Following the release of the Federal Reserve’s newest meeting minutes, both the S&P 500 and the NASDAQ composite sunk to new lows for the year.
The minutes, which come from the Fed’s September policy meeting, showed that the Federal Reserve plans to raise the federal funds rate, and any possible slowdowns in the pace of rate hikes depend on inflation data that will be released later this week.
Policymakers noted in the Fed’s minutes that inflation is still “unacceptably high.” The three major indexes
closed lower for the sixth day in a row in response to the minutes, with the S&P 500 closing 0.3% lower at 3577.03, the Dow Jones industrial average finishing 0.1% lower at 29,210.85, and the NASDAQ composite dropping 0.1% to close at 10,417.10.
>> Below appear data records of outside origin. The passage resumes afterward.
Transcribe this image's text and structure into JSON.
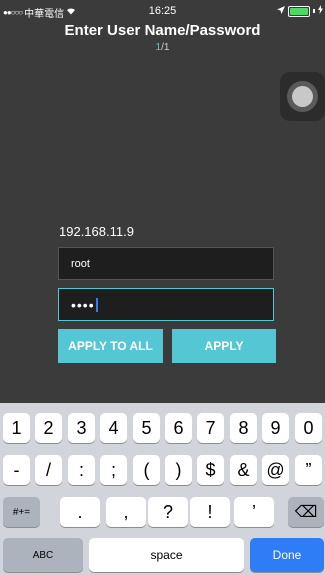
{
  "status": {
    "carrier": "中華電信",
    "time": "16:25"
  },
  "header": {
    "title": "Enter User Name/Password",
    "page_current": "1",
    "page_total": "/1"
  },
  "device": {
    "ip": "192.168.11.9"
  },
  "form": {
    "username": "root",
    "password_mask": "••••"
  },
  "buttons": {
    "apply_all": "APPLY TO ALL",
    "apply": "APPLY"
  },
  "keyboard": {
    "row1": [
      "1",
      "2",
      "3",
      "4",
      "5",
      "6",
      "7",
      "8",
      "9",
      "0"
    ],
    "row2": [
      "-",
      "/",
      ":",
      ";",
      "(",
      ")",
      "$",
      "&",
      "@",
      "”"
    ],
    "row3": [
      ".",
      ",",
      "?",
      "!",
      "’"
    ],
    "mode_symbols": "#+=",
    "backspace": "⌫",
    "abc": "ABC",
    "space": "space",
    "done": "Done"
  }
}
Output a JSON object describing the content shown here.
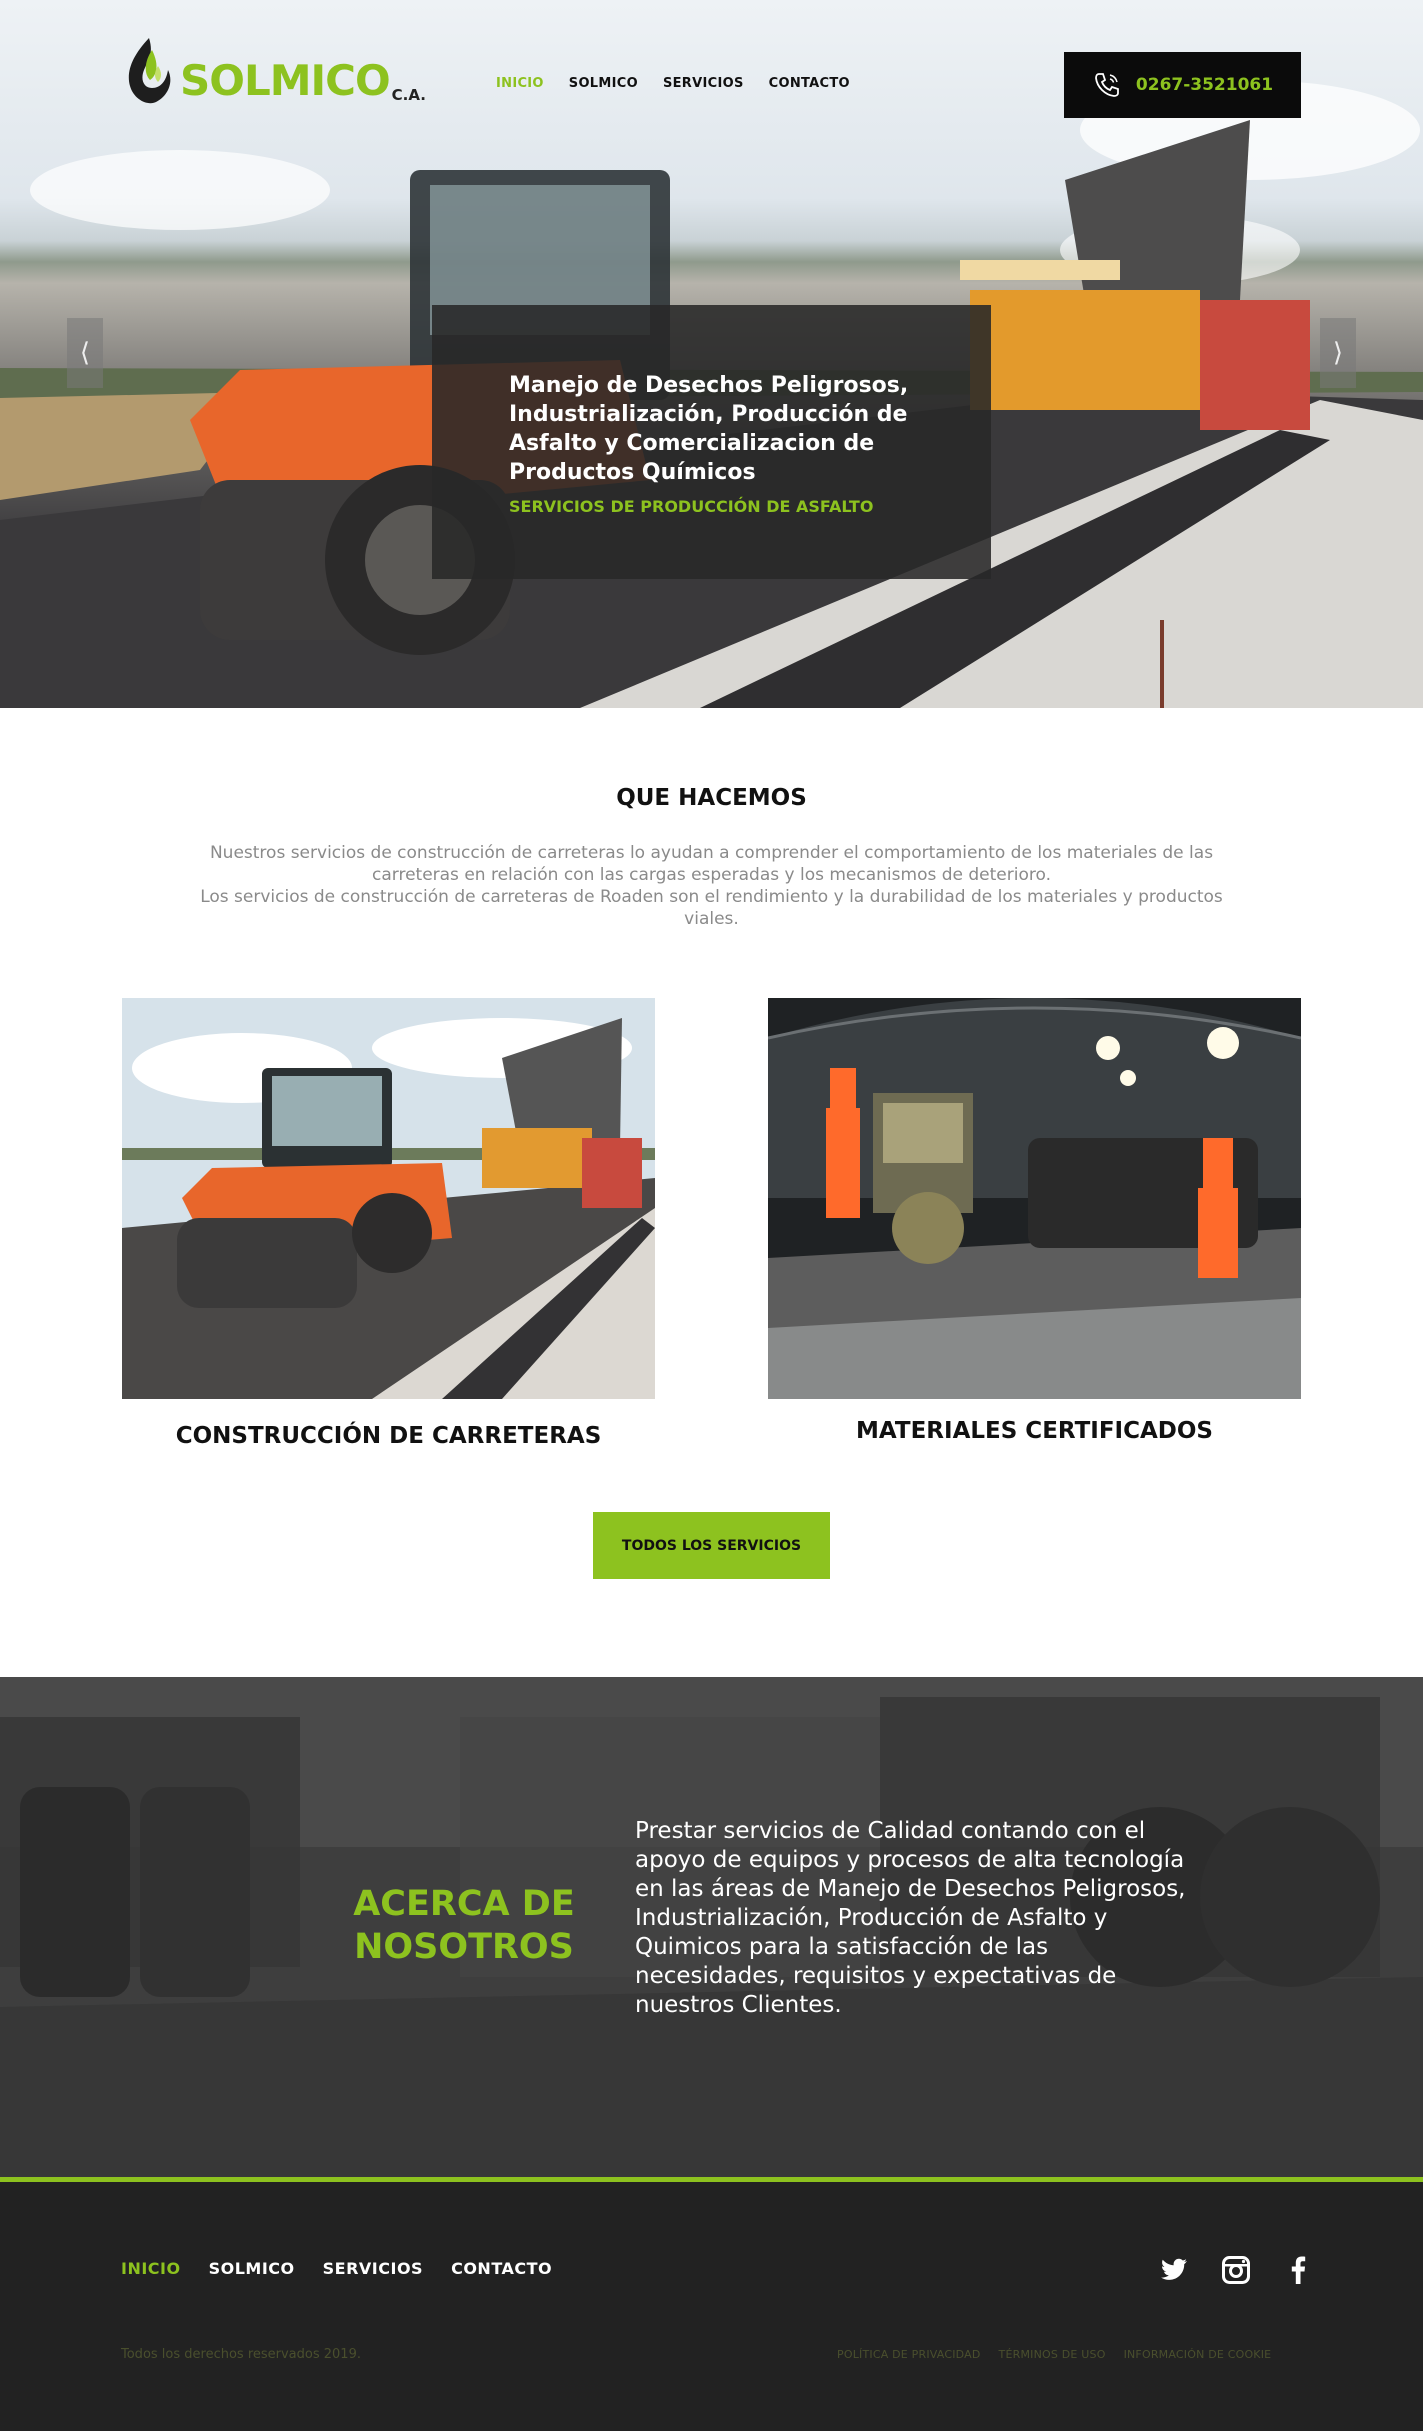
{
  "brand": {
    "name": "SOLMICO",
    "suffix": "C.A."
  },
  "nav": [
    {
      "label": "INICIO"
    },
    {
      "label": "SOLMICO"
    },
    {
      "label": "SERVICIOS"
    },
    {
      "label": "CONTACTO"
    }
  ],
  "phone": {
    "number": "0267-3521061",
    "icon": "phone-icon"
  },
  "hero": {
    "heading": "Manejo de Desechos Peligrosos, Industrialización, Producción de Asfalto y Comercializacion de Productos Químicos",
    "subheading": "SERVICIOS DE PRODUCCIÓN DE ASFALTO",
    "prev_icon": "chevron-left-icon",
    "next_icon": "chevron-right-icon"
  },
  "services": {
    "title": "QUE HACEMOS",
    "intro_1": "Nuestros servicios de construcción de carreteras lo ayudan a comprender el comportamiento de los materiales de las carreteras en relación con las cargas esperadas y los mecanismos de deterioro.",
    "intro_2": "Los servicios de construcción de carreteras de Roaden son el rendimiento y la durabilidad de los materiales y productos viales.",
    "cards": [
      {
        "title": "CONSTRUCCIÓN DE CARRETERAS"
      },
      {
        "title": "MATERIALES CERTIFICADOS"
      }
    ],
    "button": "TODOS LOS SERVICIOS"
  },
  "about": {
    "title_1": "ACERCA DE",
    "title_2": "NOSOTROS",
    "text": "Prestar servicios de Calidad contando con el apoyo de equipos y procesos de alta tecnología en las áreas de Manejo de Desechos Peligrosos, Industrialización, Producción de Asfalto y Quimicos para la satisfacción de las necesidades, requisitos y expectativas de nuestros Clientes."
  },
  "footer": {
    "nav": [
      {
        "label": "INICIO"
      },
      {
        "label": "SOLMICO"
      },
      {
        "label": "SERVICIOS"
      },
      {
        "label": "CONTACTO"
      }
    ],
    "social": [
      "twitter-icon",
      "instagram-icon",
      "facebook-icon"
    ],
    "copyright": "Todos los derechos reservados 2019.",
    "legal": [
      {
        "label": "POLÍTICA DE PRIVACIDAD"
      },
      {
        "label": "TÉRMINOS DE USO"
      },
      {
        "label": "INFORMACIÓN DE COOKIE"
      }
    ]
  },
  "colors": {
    "accent": "#8dc21f",
    "dark": "#222222",
    "black": "#0b0b0b"
  }
}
Stocks also suffered as a result of September’s Producer Price Index (PPI) release, which indicated that wholesale inflation climbed at a faster-than-expected rate last month. Meanwhile, core PPI
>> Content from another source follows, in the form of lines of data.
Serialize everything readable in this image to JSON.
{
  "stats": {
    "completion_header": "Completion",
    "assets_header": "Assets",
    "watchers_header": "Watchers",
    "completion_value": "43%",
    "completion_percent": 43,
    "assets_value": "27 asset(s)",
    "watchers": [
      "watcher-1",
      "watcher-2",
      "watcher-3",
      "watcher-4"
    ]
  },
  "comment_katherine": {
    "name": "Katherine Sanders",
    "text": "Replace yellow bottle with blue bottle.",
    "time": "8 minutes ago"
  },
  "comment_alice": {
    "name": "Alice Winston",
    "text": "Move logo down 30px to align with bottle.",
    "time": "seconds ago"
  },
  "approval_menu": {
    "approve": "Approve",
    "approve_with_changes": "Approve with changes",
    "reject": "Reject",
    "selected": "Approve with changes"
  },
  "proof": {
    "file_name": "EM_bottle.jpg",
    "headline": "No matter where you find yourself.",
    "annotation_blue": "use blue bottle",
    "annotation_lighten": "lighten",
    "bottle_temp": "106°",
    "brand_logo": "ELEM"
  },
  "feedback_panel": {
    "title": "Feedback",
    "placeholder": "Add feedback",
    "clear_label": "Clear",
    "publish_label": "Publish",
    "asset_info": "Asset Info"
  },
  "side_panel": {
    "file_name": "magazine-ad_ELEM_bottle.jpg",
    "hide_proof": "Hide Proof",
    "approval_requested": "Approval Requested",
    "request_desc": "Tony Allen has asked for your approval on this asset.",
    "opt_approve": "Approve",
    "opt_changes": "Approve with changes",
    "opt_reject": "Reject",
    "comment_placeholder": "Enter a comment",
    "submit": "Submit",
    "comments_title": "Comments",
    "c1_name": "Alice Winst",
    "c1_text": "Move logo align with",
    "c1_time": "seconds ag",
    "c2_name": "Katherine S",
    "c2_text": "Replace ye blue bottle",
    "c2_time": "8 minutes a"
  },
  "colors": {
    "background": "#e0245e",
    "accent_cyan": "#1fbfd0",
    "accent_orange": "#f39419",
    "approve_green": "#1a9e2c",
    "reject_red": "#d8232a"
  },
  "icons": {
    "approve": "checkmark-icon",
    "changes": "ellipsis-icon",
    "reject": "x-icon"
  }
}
– a measure that does not include categories that tend to be volatile, such as energy prices and food – saw its biggest month-over-month increase since May.
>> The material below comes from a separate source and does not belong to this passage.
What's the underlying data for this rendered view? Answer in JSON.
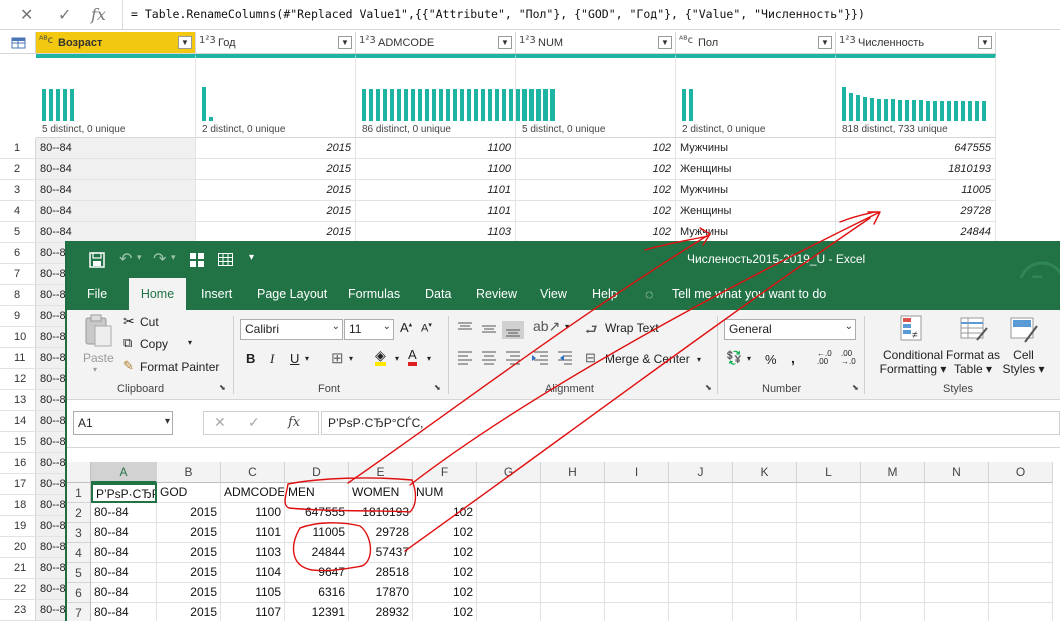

The PPI report makes the pending release of the Consumer Price Index even more pressing given the Fed's continued reservations about high inflation.
Morgan Stanley Global Investment Head of Portfolio Construction Mike Loewengart said: "No doubt the Fed still has its work cut out for them, and if tomorrow's CPI read is hot, don’t be surprised to see some investors come to grips with how long the road to tamer inflation may be.”
The central bank issued a third consecutive rate hike of 75 basis points, and the minutes confirmed that the Fed "needed to move to, and then maintain, a more restrictive policy stance" to help address price pressures.
Federal Reserve officials surprised by pace of inflation
Federal Reserve officials are surprised by how persistent the current high inflation has been after members had originally characterized it as a short-term situation. Fed bankers’ expectations came in low last month after consumer inflation reached 8.3% annually in August. Although this was nearly a full percentage point lower than its recent high of 9.1% recorded in June, inflation is still sitting at around 40-year highs.
Some of the meeting’s participants commented that the inflation data was above their expectations and declining slower than they had expected, and they now expect inflation pressures to persist.
Last year, Federal Reserve Chairman Jerome Powell called inflation “transitory,” deeming it a short-term consequence of imbalances in supply and demand resulting from economic shutdowns related to the pandemic. However, in the face of ongoing inflation, Treasury Secretary Janet Yellen admitted earlier in the year that it was wrong to describe it as transitory and that she did not completely understand why it was continuing.
Fed bankers have also implied that unemployment will need to rise before they can move away from steady interest rate increases. There are also concerns that a wage-price spiral could develop.
In a statement to The Hill
, Harris Financial Group Financial Advisor Jamie Cox said the Fed could be putting the global economy at risk with its actions. He noted: “The Fed is frustrated that inflation is not responding more quickly to their rapid raise strategy. Which is no surprise, because fed funds increases won’t solve the issues precipitating inflation. Now, the Fed has risked toppling over the global economy, making a bad situation even worse.”
As inflation persists
, the markets are currently expecting the Fed to continue raising rates through early 2023.
Sources for this article include: